▸ **Data supplied**:
===

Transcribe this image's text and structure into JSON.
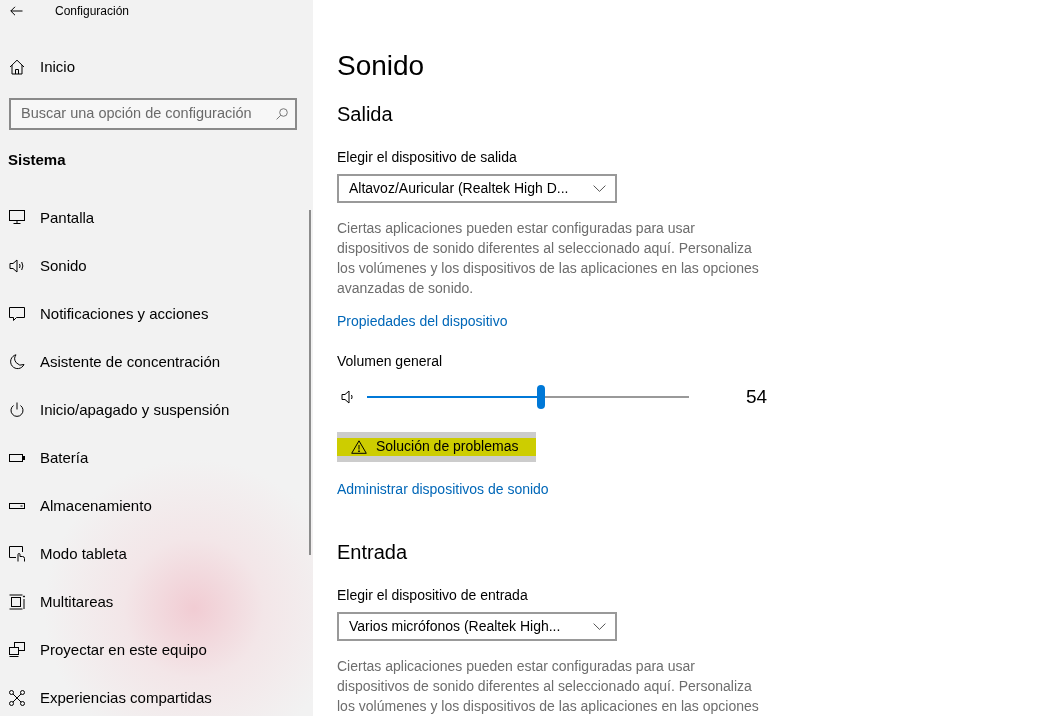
{
  "window": {
    "title": "Configuración"
  },
  "sidebar": {
    "home": "Inicio",
    "search": {
      "placeholder": "Buscar una opción de configuración"
    },
    "section": "Sistema",
    "items": [
      "Pantalla",
      "Sonido",
      "Notificaciones y acciones",
      "Asistente de concentración",
      "Inicio/apagado y suspensión",
      "Batería",
      "Almacenamiento",
      "Modo tableta",
      "Multitareas",
      "Proyectar en este equipo",
      "Experiencias compartidas"
    ]
  },
  "page": {
    "title": "Sonido",
    "sections": [
      {
        "heading": "Salida",
        "device_label": "Elegir el dispositivo de salida",
        "device": "Altavoz/Auricular (Realtek High D...",
        "note": "Ciertas aplicaciones pueden estar configuradas para usar dispositivos de sonido diferentes al seleccionado aquí. Personaliza los volúmenes y los dispositivos de las aplicaciones en las opciones avanzadas de sonido.",
        "link": "Propiedades del dispositivo",
        "volume": {
          "label": "Volumen general",
          "level": 0.54,
          "reading": "54"
        },
        "troubleshoot": "Solución de problemas",
        "manage_link": "Administrar dispositivos de sonido"
      },
      {
        "heading": "Entrada",
        "device_label": "Elegir el dispositivo de entrada",
        "device": "Varios micrófonos (Realtek High...",
        "note": "Ciertas aplicaciones pueden estar configuradas para usar dispositivos de sonido diferentes al seleccionado aquí. Personaliza los volúmenes y los dispositivos de las aplicaciones en las opciones"
      }
    ]
  }
}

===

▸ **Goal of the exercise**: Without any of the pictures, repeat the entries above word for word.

▸ **Exercise answer**:
Transcribe this image's text and structure into JSON.
{
  "window": {
    "title": "Configuración"
  },
  "sidebar": {
    "home": "Inicio",
    "search": {
      "placeholder": "Buscar una opción de configuración"
    },
    "section": "Sistema",
    "items": [
      "Pantalla",
      "Sonido",
      "Notificaciones y acciones",
      "Asistente de concentración",
      "Inicio/apagado y suspensión",
      "Batería",
      "Almacenamiento",
      "Modo tableta",
      "Multitareas",
      "Proyectar en este equipo",
      "Experiencias compartidas"
    ]
  },
  "page": {
    "title": "Sonido",
    "sections": [
      {
        "heading": "Salida",
        "device_label": "Elegir el dispositivo de salida",
        "device": "Altavoz/Auricular (Realtek High D...",
        "note": "Ciertas aplicaciones pueden estar configuradas para usar dispositivos de sonido diferentes al seleccionado aquí. Personaliza los volúmenes y los dispositivos de las aplicaciones en las opciones avanzadas de sonido.",
        "link": "Propiedades del dispositivo",
        "volume": {
          "label": "Volumen general",
          "level": 0.54,
          "reading": "54"
        },
        "troubleshoot": "Solución de problemas",
        "manage_link": "Administrar dispositivos de sonido"
      },
      {
        "heading": "Entrada",
        "device_label": "Elegir el dispositivo de entrada",
        "device": "Varios micrófonos (Realtek High...",
        "note": "Ciertas aplicaciones pueden estar configuradas para usar dispositivos de sonido diferentes al seleccionado aquí. Personaliza los volúmenes y los dispositivos de las aplicaciones en las opciones"
      }
    ]
  }
}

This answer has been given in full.